> **RECORDS TO PROCESS**:

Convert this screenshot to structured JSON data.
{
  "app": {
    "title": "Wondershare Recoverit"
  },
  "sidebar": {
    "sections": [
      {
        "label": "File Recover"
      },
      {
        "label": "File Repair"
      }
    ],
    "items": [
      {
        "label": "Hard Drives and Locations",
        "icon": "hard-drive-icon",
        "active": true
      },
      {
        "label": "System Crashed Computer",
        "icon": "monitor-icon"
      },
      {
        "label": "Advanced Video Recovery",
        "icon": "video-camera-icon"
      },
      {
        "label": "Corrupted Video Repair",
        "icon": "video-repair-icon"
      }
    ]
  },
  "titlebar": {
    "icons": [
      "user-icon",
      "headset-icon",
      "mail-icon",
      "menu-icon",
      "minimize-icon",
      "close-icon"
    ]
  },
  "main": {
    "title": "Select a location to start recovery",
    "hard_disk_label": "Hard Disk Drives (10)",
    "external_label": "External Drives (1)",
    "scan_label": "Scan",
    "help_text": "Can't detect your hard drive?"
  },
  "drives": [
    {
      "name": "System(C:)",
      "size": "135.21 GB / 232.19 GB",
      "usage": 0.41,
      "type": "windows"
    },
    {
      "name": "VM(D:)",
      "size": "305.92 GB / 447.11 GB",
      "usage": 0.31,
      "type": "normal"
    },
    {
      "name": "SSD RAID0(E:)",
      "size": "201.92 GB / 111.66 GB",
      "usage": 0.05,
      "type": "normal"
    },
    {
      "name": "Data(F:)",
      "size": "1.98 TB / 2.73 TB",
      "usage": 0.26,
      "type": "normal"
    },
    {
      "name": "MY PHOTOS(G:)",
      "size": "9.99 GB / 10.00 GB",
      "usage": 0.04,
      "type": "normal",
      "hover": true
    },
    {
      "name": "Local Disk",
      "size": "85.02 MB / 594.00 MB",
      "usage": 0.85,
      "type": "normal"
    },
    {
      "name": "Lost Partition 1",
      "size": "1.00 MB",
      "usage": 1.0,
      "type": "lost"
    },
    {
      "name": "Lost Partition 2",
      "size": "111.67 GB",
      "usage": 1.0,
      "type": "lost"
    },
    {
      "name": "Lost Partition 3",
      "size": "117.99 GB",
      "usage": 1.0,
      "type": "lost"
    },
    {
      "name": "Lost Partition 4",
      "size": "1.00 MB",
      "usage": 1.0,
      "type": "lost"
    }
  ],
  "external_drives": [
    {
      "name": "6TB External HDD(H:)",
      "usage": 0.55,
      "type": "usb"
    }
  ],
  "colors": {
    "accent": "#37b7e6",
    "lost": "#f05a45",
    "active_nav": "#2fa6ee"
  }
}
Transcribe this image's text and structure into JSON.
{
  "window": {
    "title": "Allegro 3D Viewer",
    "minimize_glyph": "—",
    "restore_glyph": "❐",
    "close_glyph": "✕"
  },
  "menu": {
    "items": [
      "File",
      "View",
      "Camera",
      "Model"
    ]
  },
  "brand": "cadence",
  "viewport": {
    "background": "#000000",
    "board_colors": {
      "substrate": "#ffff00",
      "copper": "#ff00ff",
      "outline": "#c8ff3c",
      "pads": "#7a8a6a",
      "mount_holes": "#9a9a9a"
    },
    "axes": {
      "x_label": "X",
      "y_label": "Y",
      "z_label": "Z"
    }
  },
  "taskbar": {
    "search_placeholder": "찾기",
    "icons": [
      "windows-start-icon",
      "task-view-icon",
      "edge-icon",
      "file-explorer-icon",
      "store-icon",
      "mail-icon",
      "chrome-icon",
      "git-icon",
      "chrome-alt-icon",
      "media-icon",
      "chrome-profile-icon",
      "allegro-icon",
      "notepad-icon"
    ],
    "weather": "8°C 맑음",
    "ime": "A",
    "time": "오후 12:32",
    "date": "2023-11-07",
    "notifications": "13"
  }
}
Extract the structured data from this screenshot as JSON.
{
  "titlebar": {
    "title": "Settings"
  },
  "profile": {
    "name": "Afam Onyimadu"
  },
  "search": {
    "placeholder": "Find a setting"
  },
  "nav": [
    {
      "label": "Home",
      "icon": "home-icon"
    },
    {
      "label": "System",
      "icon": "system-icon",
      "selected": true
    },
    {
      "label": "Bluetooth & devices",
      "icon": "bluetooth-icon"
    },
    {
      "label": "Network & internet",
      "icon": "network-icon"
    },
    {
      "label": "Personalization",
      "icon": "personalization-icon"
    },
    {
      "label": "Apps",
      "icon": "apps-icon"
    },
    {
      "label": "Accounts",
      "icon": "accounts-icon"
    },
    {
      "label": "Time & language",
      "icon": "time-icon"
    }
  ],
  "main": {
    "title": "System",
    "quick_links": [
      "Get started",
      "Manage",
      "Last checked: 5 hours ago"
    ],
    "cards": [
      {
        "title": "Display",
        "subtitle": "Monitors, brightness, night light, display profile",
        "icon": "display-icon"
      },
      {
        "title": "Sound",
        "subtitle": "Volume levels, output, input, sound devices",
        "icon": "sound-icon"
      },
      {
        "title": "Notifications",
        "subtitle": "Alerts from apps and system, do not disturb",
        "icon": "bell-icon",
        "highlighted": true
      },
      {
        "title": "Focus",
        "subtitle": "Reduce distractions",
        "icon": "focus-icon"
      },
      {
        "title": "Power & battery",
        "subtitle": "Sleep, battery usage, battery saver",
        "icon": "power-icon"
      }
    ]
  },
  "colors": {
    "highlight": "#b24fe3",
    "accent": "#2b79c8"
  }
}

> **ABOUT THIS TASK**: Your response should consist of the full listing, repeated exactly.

> **REPLY TO THE EXERCISE**:
Convert this screenshot to structured JSON data.
{
  "app": {
    "title": "Wondershare Recoverit"
  },
  "sidebar": {
    "sections": [
      {
        "label": "File Recover"
      },
      {
        "label": "File Repair"
      }
    ],
    "items": [
      {
        "label": "Hard Drives and Locations",
        "icon": "hard-drive-icon",
        "active": true
      },
      {
        "label": "System Crashed Computer",
        "icon": "monitor-icon"
      },
      {
        "label": "Advanced Video Recovery",
        "icon": "video-camera-icon"
      },
      {
        "label": "Corrupted Video Repair",
        "icon": "video-repair-icon"
      }
    ]
  },
  "titlebar": {
    "icons": [
      "user-icon",
      "headset-icon",
      "mail-icon",
      "menu-icon",
      "minimize-icon",
      "close-icon"
    ]
  },
  "main": {
    "title": "Select a location to start recovery",
    "hard_disk_label": "Hard Disk Drives (10)",
    "external_label": "External Drives (1)",
    "scan_label": "Scan",
    "help_text": "Can't detect your hard drive?"
  },
  "drives": [
    {
      "name": "System(C:)",
      "size": "135.21 GB / 232.19 GB",
      "usage": 0.41,
      "type": "windows"
    },
    {
      "name": "VM(D:)",
      "size": "305.92 GB / 447.11 GB",
      "usage": 0.31,
      "type": "normal"
    },
    {
      "name": "SSD RAID0(E:)",
      "size": "201.92 GB / 111.66 GB",
      "usage": 0.05,
      "type": "normal"
    },
    {
      "name": "Data(F:)",
      "size": "1.98 TB / 2.73 TB",
      "usage": 0.26,
      "type": "normal"
    },
    {
      "name": "MY PHOTOS(G:)",
      "size": "9.99 GB / 10.00 GB",
      "usage": 0.04,
      "type": "normal",
      "hover": true
    },
    {
      "name": "Local Disk",
      "size": "85.02 MB / 594.00 MB",
      "usage": 0.85,
      "type": "normal"
    },
    {
      "name": "Lost Partition 1",
      "size": "1.00 MB",
      "usage": 1.0,
      "type": "lost"
    },
    {
      "name": "Lost Partition 2",
      "size": "111.67 GB",
      "usage": 1.0,
      "type": "lost"
    },
    {
      "name": "Lost Partition 3",
      "size": "117.99 GB",
      "usage": 1.0,
      "type": "lost"
    },
    {
      "name": "Lost Partition 4",
      "size": "1.00 MB",
      "usage": 1.0,
      "type": "lost"
    }
  ],
  "external_drives": [
    {
      "name": "6TB External HDD(H:)",
      "usage": 0.55,
      "type": "usb"
    }
  ],
  "colors": {
    "accent": "#37b7e6",
    "lost": "#f05a45",
    "active_nav": "#2fa6ee"
  }
}
Transcribe this image's text and structure into JSON.
{
  "window": {
    "title": "Allegro 3D Viewer",
    "minimize_glyph": "—",
    "restore_glyph": "❐",
    "close_glyph": "✕"
  },
  "menu": {
    "items": [
      "File",
      "View",
      "Camera",
      "Model"
    ]
  },
  "brand": "cadence",
  "viewport": {
    "background": "#000000",
    "board_colors": {
      "substrate": "#ffff00",
      "copper": "#ff00ff",
      "outline": "#c8ff3c",
      "pads": "#7a8a6a",
      "mount_holes": "#9a9a9a"
    },
    "axes": {
      "x_label": "X",
      "y_label": "Y",
      "z_label": "Z"
    }
  },
  "taskbar": {
    "search_placeholder": "찾기",
    "icons": [
      "windows-start-icon",
      "task-view-icon",
      "edge-icon",
      "file-explorer-icon",
      "store-icon",
      "mail-icon",
      "chrome-icon",
      "git-icon",
      "chrome-alt-icon",
      "media-icon",
      "chrome-profile-icon",
      "allegro-icon",
      "notepad-icon"
    ],
    "weather": "8°C 맑음",
    "ime": "A",
    "time": "오후 12:32",
    "date": "2023-11-07",
    "notifications": "13"
  }
}
Extract the structured data from this screenshot as JSON.
{
  "titlebar": {
    "title": "Settings"
  },
  "profile": {
    "name": "Afam Onyimadu"
  },
  "search": {
    "placeholder": "Find a setting"
  },
  "nav": [
    {
      "label": "Home",
      "icon": "home-icon"
    },
    {
      "label": "System",
      "icon": "system-icon",
      "selected": true
    },
    {
      "label": "Bluetooth & devices",
      "icon": "bluetooth-icon"
    },
    {
      "label": "Network & internet",
      "icon": "network-icon"
    },
    {
      "label": "Personalization",
      "icon": "personalization-icon"
    },
    {
      "label": "Apps",
      "icon": "apps-icon"
    },
    {
      "label": "Accounts",
      "icon": "accounts-icon"
    },
    {
      "label": "Time & language",
      "icon": "time-icon"
    }
  ],
  "main": {
    "title": "System",
    "quick_links": [
      "Get started",
      "Manage",
      "Last checked: 5 hours ago"
    ],
    "cards": [
      {
        "title": "Display",
        "subtitle": "Monitors, brightness, night light, display profile",
        "icon": "display-icon"
      },
      {
        "title": "Sound",
        "subtitle": "Volume levels, output, input, sound devices",
        "icon": "sound-icon"
      },
      {
        "title": "Notifications",
        "subtitle": "Alerts from apps and system, do not disturb",
        "icon": "bell-icon",
        "highlighted": true
      },
      {
        "title": "Focus",
        "subtitle": "Reduce distractions",
        "icon": "focus-icon"
      },
      {
        "title": "Power & battery",
        "subtitle": "Sleep, battery usage, battery saver",
        "icon": "power-icon"
      }
    ]
  },
  "colors": {
    "highlight": "#b24fe3",
    "accent": "#2b79c8"
  }
}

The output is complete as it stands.